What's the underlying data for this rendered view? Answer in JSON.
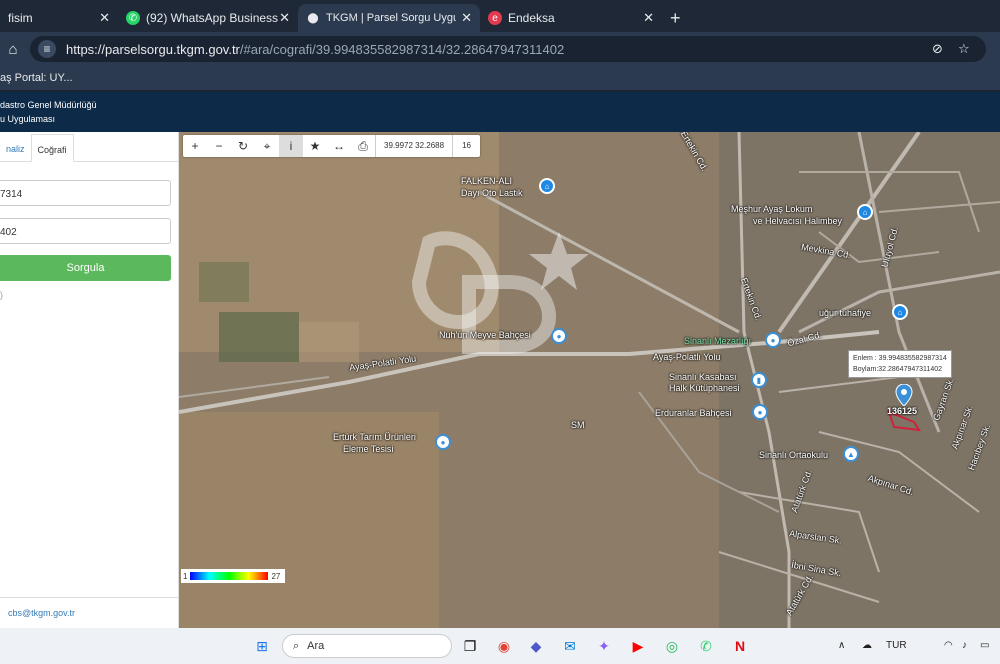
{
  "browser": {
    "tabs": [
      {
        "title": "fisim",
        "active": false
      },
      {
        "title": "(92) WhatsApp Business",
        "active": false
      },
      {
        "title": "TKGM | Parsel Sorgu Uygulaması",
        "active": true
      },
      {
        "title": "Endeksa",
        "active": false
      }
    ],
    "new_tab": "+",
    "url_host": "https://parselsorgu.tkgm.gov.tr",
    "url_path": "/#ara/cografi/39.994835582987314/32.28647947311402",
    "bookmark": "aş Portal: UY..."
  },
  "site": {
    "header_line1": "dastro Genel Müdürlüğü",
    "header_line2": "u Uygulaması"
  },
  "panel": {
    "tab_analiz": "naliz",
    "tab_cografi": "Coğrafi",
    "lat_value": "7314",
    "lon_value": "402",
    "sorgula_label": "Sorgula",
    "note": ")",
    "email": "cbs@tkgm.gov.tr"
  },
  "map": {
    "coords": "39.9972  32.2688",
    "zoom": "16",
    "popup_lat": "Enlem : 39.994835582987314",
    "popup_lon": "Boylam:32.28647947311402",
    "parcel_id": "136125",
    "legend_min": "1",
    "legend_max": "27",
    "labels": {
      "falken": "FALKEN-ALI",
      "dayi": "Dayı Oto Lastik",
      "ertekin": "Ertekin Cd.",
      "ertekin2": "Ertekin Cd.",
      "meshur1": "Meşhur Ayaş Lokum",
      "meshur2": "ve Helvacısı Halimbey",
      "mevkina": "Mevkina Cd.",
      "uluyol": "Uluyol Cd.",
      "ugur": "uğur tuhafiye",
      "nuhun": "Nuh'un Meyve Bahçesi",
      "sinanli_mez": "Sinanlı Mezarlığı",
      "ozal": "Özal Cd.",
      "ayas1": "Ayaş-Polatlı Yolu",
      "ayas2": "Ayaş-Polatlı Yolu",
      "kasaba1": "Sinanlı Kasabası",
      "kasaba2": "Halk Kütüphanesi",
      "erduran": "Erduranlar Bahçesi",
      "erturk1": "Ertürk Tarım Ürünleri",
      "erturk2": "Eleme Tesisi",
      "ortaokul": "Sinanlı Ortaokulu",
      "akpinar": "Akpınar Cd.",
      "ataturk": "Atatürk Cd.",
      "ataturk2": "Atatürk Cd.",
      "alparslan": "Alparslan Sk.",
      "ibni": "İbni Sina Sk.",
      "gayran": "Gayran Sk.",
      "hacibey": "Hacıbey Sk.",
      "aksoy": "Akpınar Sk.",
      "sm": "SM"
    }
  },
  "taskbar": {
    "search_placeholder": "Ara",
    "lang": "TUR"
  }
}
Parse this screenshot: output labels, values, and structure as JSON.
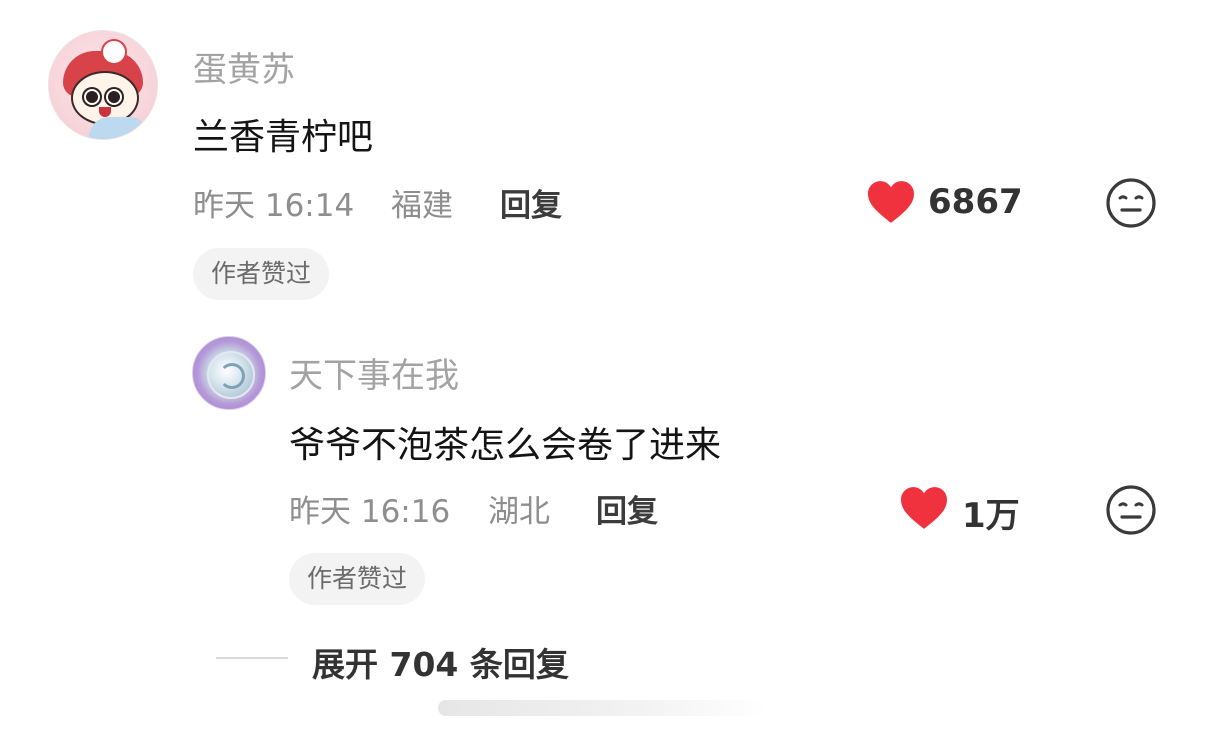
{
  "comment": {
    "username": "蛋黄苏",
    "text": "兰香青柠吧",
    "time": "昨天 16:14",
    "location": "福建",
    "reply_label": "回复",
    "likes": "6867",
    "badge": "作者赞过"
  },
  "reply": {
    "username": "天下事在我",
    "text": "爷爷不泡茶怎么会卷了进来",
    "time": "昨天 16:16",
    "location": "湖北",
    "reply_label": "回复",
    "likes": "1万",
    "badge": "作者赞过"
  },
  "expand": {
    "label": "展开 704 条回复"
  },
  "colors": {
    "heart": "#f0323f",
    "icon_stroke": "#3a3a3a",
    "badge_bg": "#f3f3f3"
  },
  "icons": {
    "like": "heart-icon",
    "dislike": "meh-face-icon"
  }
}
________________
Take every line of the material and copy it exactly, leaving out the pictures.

What's the underlying data for this rendered view? Answer in JSON.
{
  "browser": {
    "tabs": [
      {
        "title": "fisim",
        "active": false
      },
      {
        "title": "(92) WhatsApp Business",
        "active": false
      },
      {
        "title": "TKGM | Parsel Sorgu Uygulaması",
        "active": true
      },
      {
        "title": "Endeksa",
        "active": false
      }
    ],
    "new_tab": "+",
    "url_host": "https://parselsorgu.tkgm.gov.tr",
    "url_path": "/#ara/cografi/39.994835582987314/32.28647947311402",
    "bookmark": "aş Portal: UY..."
  },
  "site": {
    "header_line1": "dastro Genel Müdürlüğü",
    "header_line2": "u Uygulaması"
  },
  "panel": {
    "tab_analiz": "naliz",
    "tab_cografi": "Coğrafi",
    "lat_value": "7314",
    "lon_value": "402",
    "sorgula_label": "Sorgula",
    "note": ")",
    "email": "cbs@tkgm.gov.tr"
  },
  "map": {
    "coords": "39.9972  32.2688",
    "zoom": "16",
    "popup_lat": "Enlem : 39.994835582987314",
    "popup_lon": "Boylam:32.28647947311402",
    "parcel_id": "136125",
    "legend_min": "1",
    "legend_max": "27",
    "labels": {
      "falken": "FALKEN-ALI",
      "dayi": "Dayı Oto Lastik",
      "ertekin": "Ertekin Cd.",
      "ertekin2": "Ertekin Cd.",
      "meshur1": "Meşhur Ayaş Lokum",
      "meshur2": "ve Helvacısı Halimbey",
      "mevkina": "Mevkina Cd.",
      "uluyol": "Uluyol Cd.",
      "ugur": "uğur tuhafiye",
      "nuhun": "Nuh'un Meyve Bahçesi",
      "sinanli_mez": "Sinanlı Mezarlığı",
      "ozal": "Özal Cd.",
      "ayas1": "Ayaş-Polatlı Yolu",
      "ayas2": "Ayaş-Polatlı Yolu",
      "kasaba1": "Sinanlı Kasabası",
      "kasaba2": "Halk Kütüphanesi",
      "erduran": "Erduranlar Bahçesi",
      "erturk1": "Ertürk Tarım Ürünleri",
      "erturk2": "Eleme Tesisi",
      "ortaokul": "Sinanlı Ortaokulu",
      "akpinar": "Akpınar Cd.",
      "ataturk": "Atatürk Cd.",
      "ataturk2": "Atatürk Cd.",
      "alparslan": "Alparslan Sk.",
      "ibni": "İbni Sina Sk.",
      "gayran": "Gayran Sk.",
      "hacibey": "Hacıbey Sk.",
      "aksoy": "Akpınar Sk.",
      "sm": "SM"
    }
  },
  "taskbar": {
    "search_placeholder": "Ara",
    "lang": "TUR"
  }
}
Parse this screenshot: output labels, values, and structure as JSON.
{
  "comment": {
    "username": "蛋黄苏",
    "text": "兰香青柠吧",
    "time": "昨天 16:14",
    "location": "福建",
    "reply_label": "回复",
    "likes": "6867",
    "badge": "作者赞过"
  },
  "reply": {
    "username": "天下事在我",
    "text": "爷爷不泡茶怎么会卷了进来",
    "time": "昨天 16:16",
    "location": "湖北",
    "reply_label": "回复",
    "likes": "1万",
    "badge": "作者赞过"
  },
  "expand": {
    "label": "展开 704 条回复"
  },
  "colors": {
    "heart": "#f0323f",
    "icon_stroke": "#3a3a3a",
    "badge_bg": "#f3f3f3"
  },
  "icons": {
    "like": "heart-icon",
    "dislike": "meh-face-icon"
  }
}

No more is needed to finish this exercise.